The mermaid stone sings from the depths and whispers tales of purifying swims in salt water and water, water everywhere. The ocean’s shimmering oceanic colors, immediate relaxing character, and priceless and unadulterated healing capabilities are all retained in aquamarine, which is the ocean changed from water into stone. Everything about the Aquamarine Crystal revolves around water, including its name, stunning blue hues, and even deeper, its fundamental significance.
According to legend, sea traders would carry aquamarine in their pockets to protect them from the fear of drowning. The Greeks thought the stone provided safe and wise passage through choppy waters, and the Egyptians loved the stone’s blue tones and thought it was a gift meant to represent happiness. Many believed it to be a talisman or offering that helped bring the rain to fall thunderously onto dry areas, an antidote to poison, a mermaid’s enchantment, an oracle, and an antidote to poison.
Ancient Greek mythology tells that Aquamarine washed up on shore from the sirens’ overturned chests of gold. Those Odyssey creatures who sang to entice men into the murky waters. It was a sacred stone to Neptune and was usually accompanied by the call of the sea. Most importantly, it was regarded as a stunning healer; a crystal that transmitted a surge of potent healing energy that provided significant comfort to the body, mind, and soul.

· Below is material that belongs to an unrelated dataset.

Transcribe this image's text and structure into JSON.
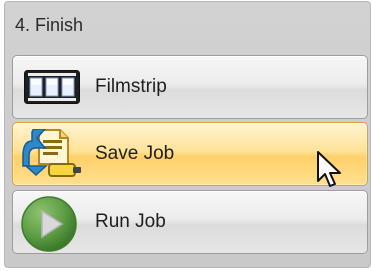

The blue variety of this is called aquamarine, and it is a member of the beryl family. It originates in Pakistan’s fertile fields, Kenya’s burned nooks, Madagascar’s white sands, Sri Lanka’s cascading tea plantation vistas, and even Russia’s ice-blasted regions. The most valuable Aquamarine cutting are from Brazil’s Latin landscape. They are ocean-bright. Here is all you ever wanted to know about the gem of mermaids, aquamarine, for those who are interested in learning more about its symbolism.
The rarity of aquamarines.

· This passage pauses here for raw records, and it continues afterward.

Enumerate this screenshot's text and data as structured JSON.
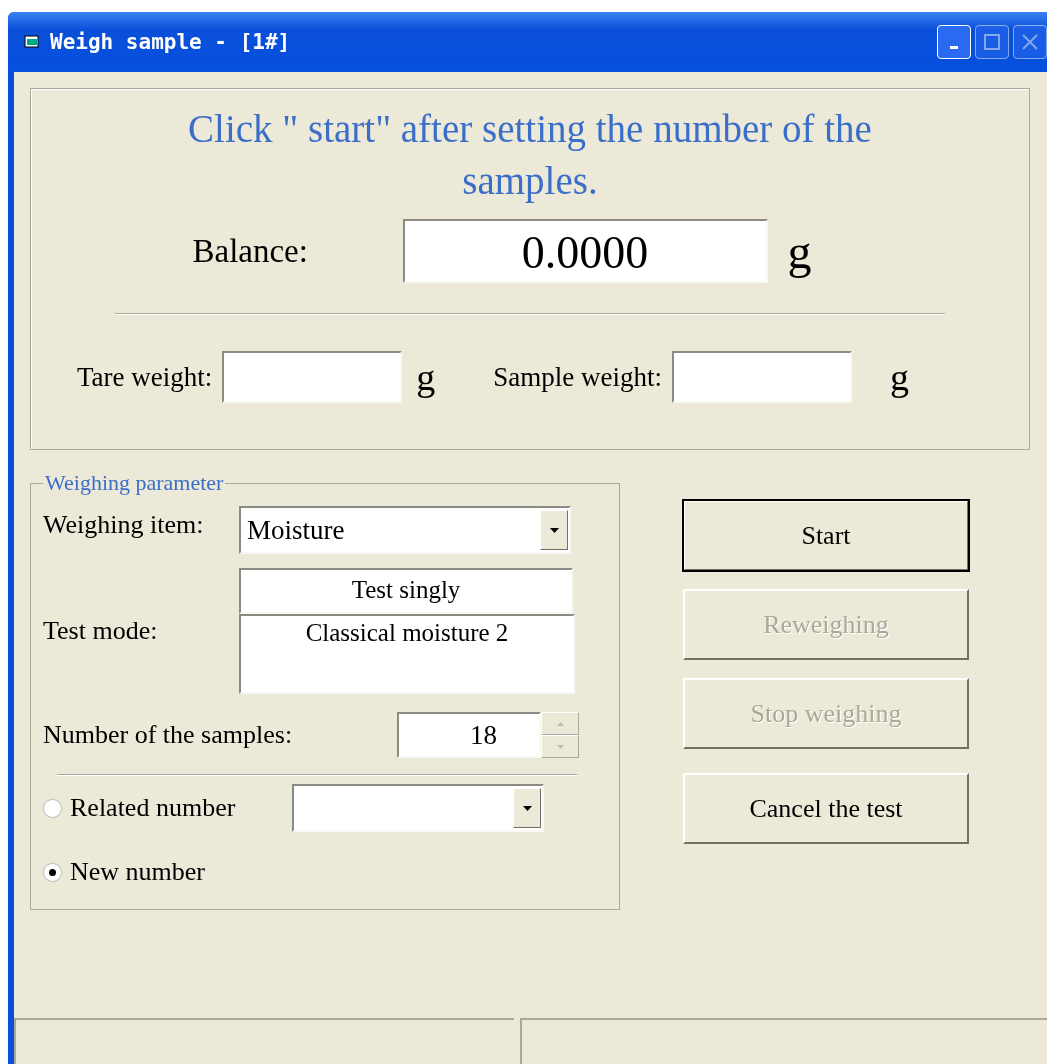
{
  "window": {
    "title": "Weigh sample - [1#]",
    "controls": [
      {
        "kind": "minimize",
        "disabled": false
      },
      {
        "kind": "maximize",
        "disabled": true
      },
      {
        "kind": "close",
        "disabled": true
      }
    ]
  },
  "message": "Click \" start\" after setting the number of the samples.",
  "balance": {
    "label": "Balance:",
    "value": "0.0000",
    "unit": "g"
  },
  "tare": {
    "label": "Tare weight:",
    "unit": "g"
  },
  "sample": {
    "label": "Sample weight:",
    "unit": "g"
  },
  "parameters": {
    "title": "Weighing parameter",
    "item": {
      "label": "Weighing item:",
      "value": "Moisture"
    },
    "test_mode": {
      "label": "Test mode:",
      "value": "Test singly",
      "detail": "Classical moisture 2"
    },
    "samples": {
      "label": "Number of the samples:",
      "value": "18"
    },
    "options": [
      {
        "label": "Related number",
        "selected": false,
        "kind": "dropdown"
      },
      {
        "label": "New number",
        "selected": true,
        "kind": "plain"
      }
    ]
  },
  "buttons": [
    {
      "label": "Start",
      "disabled": false,
      "default": true
    },
    {
      "label": "Reweighing",
      "disabled": true,
      "default": false
    },
    {
      "label": "Stop weighing",
      "disabled": true,
      "default": false
    },
    {
      "label": "Cancel the test",
      "disabled": false,
      "default": false
    }
  ]
}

Although blue topaz and aquamarine are frequently confused, aquamarine is significantly more precious and uncommon. Since both stones are members of the Beryl gemstone family, aquamarine and emerald are related.

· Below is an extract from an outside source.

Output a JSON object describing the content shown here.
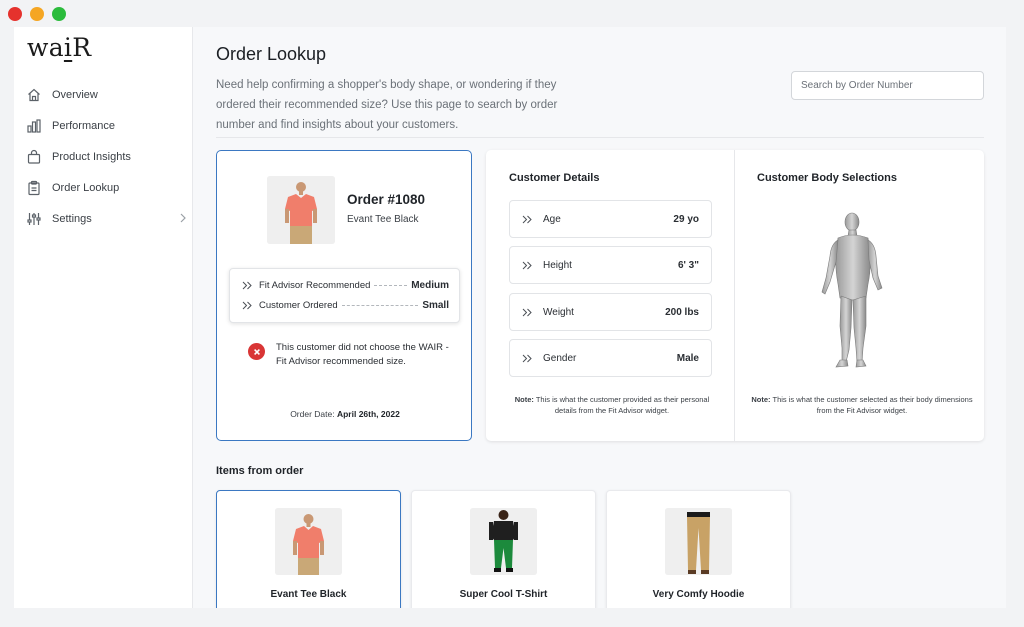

Birthstone color for March?
Aquamarine’s name ought to conjure images of the water, just like its stunning blue hue. Aquamarine, the birthstone for March, is derived from the Latin for water and sea. Anselmus de Boodt, a gemologist, first used the term aquamarine specifically in his Gemmarum et Lapidum Historia in 1609.
As vibrant as the diamond itself are the aquamarine stories. The ancient Romans believed that carving a frog into an aquamarine would convert adversaries into allies. Another Roman myth claimed that the diamond would capture the happiness of first love and impart it to the bearer. Aquamarine was believed by the ancient Greeks to bring about safe passage through choppy waters.
Marriage-related charms include aquamarine. Couples in the Middle Ages believed wearing aquamarine would make knights invincible and used it to restore affection in their marriages.
Aquamarine has more recently been a present given by husbands to their wives the day after their wedding. The 19th wedding anniversary is another occasion to celebrate with aquamarine. Even if aquamarine’s magical properties don’t function as a love charm, its beauty will.
Aquamarine’s healing properties promote wellness, purification, and clarity. These stones are also thought to encourage diplomacy, quiet strength, and fairness. Additionally, aquamarines might promote candid communication.